Entries must be copied exactly, with nothing left out.

Records for processing:
-- Opening Marker --
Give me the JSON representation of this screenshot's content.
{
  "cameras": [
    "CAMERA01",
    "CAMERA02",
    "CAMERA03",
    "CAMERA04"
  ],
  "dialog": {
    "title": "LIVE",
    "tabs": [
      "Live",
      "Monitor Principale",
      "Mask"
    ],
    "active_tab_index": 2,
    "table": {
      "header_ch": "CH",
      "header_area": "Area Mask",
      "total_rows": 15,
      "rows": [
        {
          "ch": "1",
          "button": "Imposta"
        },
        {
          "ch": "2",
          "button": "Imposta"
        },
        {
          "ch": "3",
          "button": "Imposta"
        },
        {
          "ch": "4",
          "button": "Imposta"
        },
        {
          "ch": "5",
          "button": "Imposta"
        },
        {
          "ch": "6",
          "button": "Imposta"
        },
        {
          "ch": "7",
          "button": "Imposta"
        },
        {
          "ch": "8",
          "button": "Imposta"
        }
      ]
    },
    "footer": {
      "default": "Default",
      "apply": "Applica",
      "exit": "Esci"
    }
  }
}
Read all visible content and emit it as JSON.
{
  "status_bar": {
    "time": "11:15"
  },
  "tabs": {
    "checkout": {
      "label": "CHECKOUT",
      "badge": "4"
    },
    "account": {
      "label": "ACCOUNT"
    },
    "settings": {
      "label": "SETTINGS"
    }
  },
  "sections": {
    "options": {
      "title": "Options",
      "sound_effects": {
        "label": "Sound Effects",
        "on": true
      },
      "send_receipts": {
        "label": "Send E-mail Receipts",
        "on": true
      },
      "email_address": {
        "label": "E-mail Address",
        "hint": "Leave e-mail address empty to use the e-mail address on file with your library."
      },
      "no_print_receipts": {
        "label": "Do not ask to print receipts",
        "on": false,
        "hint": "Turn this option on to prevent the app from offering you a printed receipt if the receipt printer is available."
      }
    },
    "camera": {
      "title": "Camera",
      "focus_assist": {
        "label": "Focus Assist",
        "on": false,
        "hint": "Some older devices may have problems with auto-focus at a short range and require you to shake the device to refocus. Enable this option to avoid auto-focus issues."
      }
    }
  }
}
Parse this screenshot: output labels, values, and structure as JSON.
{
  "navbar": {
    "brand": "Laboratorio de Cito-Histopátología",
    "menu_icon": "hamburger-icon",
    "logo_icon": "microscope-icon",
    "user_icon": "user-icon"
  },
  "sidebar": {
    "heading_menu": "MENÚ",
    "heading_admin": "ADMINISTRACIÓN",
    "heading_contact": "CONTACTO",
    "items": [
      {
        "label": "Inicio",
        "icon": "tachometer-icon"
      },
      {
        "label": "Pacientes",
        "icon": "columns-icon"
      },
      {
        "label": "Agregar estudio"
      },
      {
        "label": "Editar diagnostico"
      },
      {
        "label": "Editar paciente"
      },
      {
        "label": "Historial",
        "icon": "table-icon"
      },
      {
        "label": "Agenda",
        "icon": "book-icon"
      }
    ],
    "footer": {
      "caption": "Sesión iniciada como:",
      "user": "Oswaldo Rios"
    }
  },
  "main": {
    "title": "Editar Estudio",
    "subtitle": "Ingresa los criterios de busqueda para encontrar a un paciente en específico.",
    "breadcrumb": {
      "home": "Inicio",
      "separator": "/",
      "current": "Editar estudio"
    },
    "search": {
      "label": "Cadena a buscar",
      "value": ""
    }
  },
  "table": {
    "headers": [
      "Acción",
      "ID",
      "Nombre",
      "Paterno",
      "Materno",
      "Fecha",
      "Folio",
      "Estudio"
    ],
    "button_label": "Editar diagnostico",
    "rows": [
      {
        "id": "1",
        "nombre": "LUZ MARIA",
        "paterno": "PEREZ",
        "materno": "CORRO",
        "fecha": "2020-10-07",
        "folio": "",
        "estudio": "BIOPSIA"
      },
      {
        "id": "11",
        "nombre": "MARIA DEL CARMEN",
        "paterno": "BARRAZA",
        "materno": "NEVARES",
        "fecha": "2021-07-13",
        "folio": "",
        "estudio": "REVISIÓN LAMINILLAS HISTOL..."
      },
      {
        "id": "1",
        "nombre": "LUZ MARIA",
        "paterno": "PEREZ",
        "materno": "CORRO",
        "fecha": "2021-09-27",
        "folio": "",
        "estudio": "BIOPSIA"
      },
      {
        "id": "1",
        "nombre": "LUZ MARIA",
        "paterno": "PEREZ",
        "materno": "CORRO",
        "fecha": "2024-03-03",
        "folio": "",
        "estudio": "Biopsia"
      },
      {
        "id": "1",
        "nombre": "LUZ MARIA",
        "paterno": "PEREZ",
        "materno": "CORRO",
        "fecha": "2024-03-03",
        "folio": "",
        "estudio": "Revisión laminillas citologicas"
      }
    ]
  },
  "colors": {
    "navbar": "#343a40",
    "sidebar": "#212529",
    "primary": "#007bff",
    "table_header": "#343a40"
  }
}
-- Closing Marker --
Reply:
Give me the JSON representation of this screenshot's content.
{
  "cameras": [
    "CAMERA01",
    "CAMERA02",
    "CAMERA03",
    "CAMERA04"
  ],
  "dialog": {
    "title": "LIVE",
    "tabs": [
      "Live",
      "Monitor Principale",
      "Mask"
    ],
    "active_tab_index": 2,
    "table": {
      "header_ch": "CH",
      "header_area": "Area Mask",
      "total_rows": 15,
      "rows": [
        {
          "ch": "1",
          "button": "Imposta"
        },
        {
          "ch": "2",
          "button": "Imposta"
        },
        {
          "ch": "3",
          "button": "Imposta"
        },
        {
          "ch": "4",
          "button": "Imposta"
        },
        {
          "ch": "5",
          "button": "Imposta"
        },
        {
          "ch": "6",
          "button": "Imposta"
        },
        {
          "ch": "7",
          "button": "Imposta"
        },
        {
          "ch": "8",
          "button": "Imposta"
        }
      ]
    },
    "footer": {
      "default": "Default",
      "apply": "Applica",
      "exit": "Esci"
    }
  }
}
Read all visible content and emit it as JSON.
{
  "status_bar": {
    "time": "11:15"
  },
  "tabs": {
    "checkout": {
      "label": "CHECKOUT",
      "badge": "4"
    },
    "account": {
      "label": "ACCOUNT"
    },
    "settings": {
      "label": "SETTINGS"
    }
  },
  "sections": {
    "options": {
      "title": "Options",
      "sound_effects": {
        "label": "Sound Effects",
        "on": true
      },
      "send_receipts": {
        "label": "Send E-mail Receipts",
        "on": true
      },
      "email_address": {
        "label": "E-mail Address",
        "hint": "Leave e-mail address empty to use the e-mail address on file with your library."
      },
      "no_print_receipts": {
        "label": "Do not ask to print receipts",
        "on": false,
        "hint": "Turn this option on to prevent the app from offering you a printed receipt if the receipt printer is available."
      }
    },
    "camera": {
      "title": "Camera",
      "focus_assist": {
        "label": "Focus Assist",
        "on": false,
        "hint": "Some older devices may have problems with auto-focus at a short range and require you to shake the device to refocus. Enable this option to avoid auto-focus issues."
      }
    }
  }
}
Parse this screenshot: output labels, values, and structure as JSON.
{
  "navbar": {
    "brand": "Laboratorio de Cito-Histopátología",
    "menu_icon": "hamburger-icon",
    "logo_icon": "microscope-icon",
    "user_icon": "user-icon"
  },
  "sidebar": {
    "heading_menu": "MENÚ",
    "heading_admin": "ADMINISTRACIÓN",
    "heading_contact": "CONTACTO",
    "items": [
      {
        "label": "Inicio",
        "icon": "tachometer-icon"
      },
      {
        "label": "Pacientes",
        "icon": "columns-icon"
      },
      {
        "label": "Agregar estudio"
      },
      {
        "label": "Editar diagnostico"
      },
      {
        "label": "Editar paciente"
      },
      {
        "label": "Historial",
        "icon": "table-icon"
      },
      {
        "label": "Agenda",
        "icon": "book-icon"
      }
    ],
    "footer": {
      "caption": "Sesión iniciada como:",
      "user": "Oswaldo Rios"
    }
  },
  "main": {
    "title": "Editar Estudio",
    "subtitle": "Ingresa los criterios de busqueda para encontrar a un paciente en específico.",
    "breadcrumb": {
      "home": "Inicio",
      "separator": "/",
      "current": "Editar estudio"
    },
    "search": {
      "label": "Cadena a buscar",
      "value": ""
    }
  },
  "table": {
    "headers": [
      "Acción",
      "ID",
      "Nombre",
      "Paterno",
      "Materno",
      "Fecha",
      "Folio",
      "Estudio"
    ],
    "button_label": "Editar diagnostico",
    "rows": [
      {
        "id": "1",
        "nombre": "LUZ MARIA",
        "paterno": "PEREZ",
        "materno": "CORRO",
        "fecha": "2020-10-07",
        "folio": "",
        "estudio": "BIOPSIA"
      },
      {
        "id": "11",
        "nombre": "MARIA DEL CARMEN",
        "paterno": "BARRAZA",
        "materno": "NEVARES",
        "fecha": "2021-07-13",
        "folio": "",
        "estudio": "REVISIÓN LAMINILLAS HISTOL..."
      },
      {
        "id": "1",
        "nombre": "LUZ MARIA",
        "paterno": "PEREZ",
        "materno": "CORRO",
        "fecha": "2021-09-27",
        "folio": "",
        "estudio": "BIOPSIA"
      },
      {
        "id": "1",
        "nombre": "LUZ MARIA",
        "paterno": "PEREZ",
        "materno": "CORRO",
        "fecha": "2024-03-03",
        "folio": "",
        "estudio": "Biopsia"
      },
      {
        "id": "1",
        "nombre": "LUZ MARIA",
        "paterno": "PEREZ",
        "materno": "CORRO",
        "fecha": "2024-03-03",
        "folio": "",
        "estudio": "Revisión laminillas citologicas"
      }
    ]
  },
  "colors": {
    "navbar": "#343a40",
    "sidebar": "#212529",
    "primary": "#007bff",
    "table_header": "#343a40"
  }
}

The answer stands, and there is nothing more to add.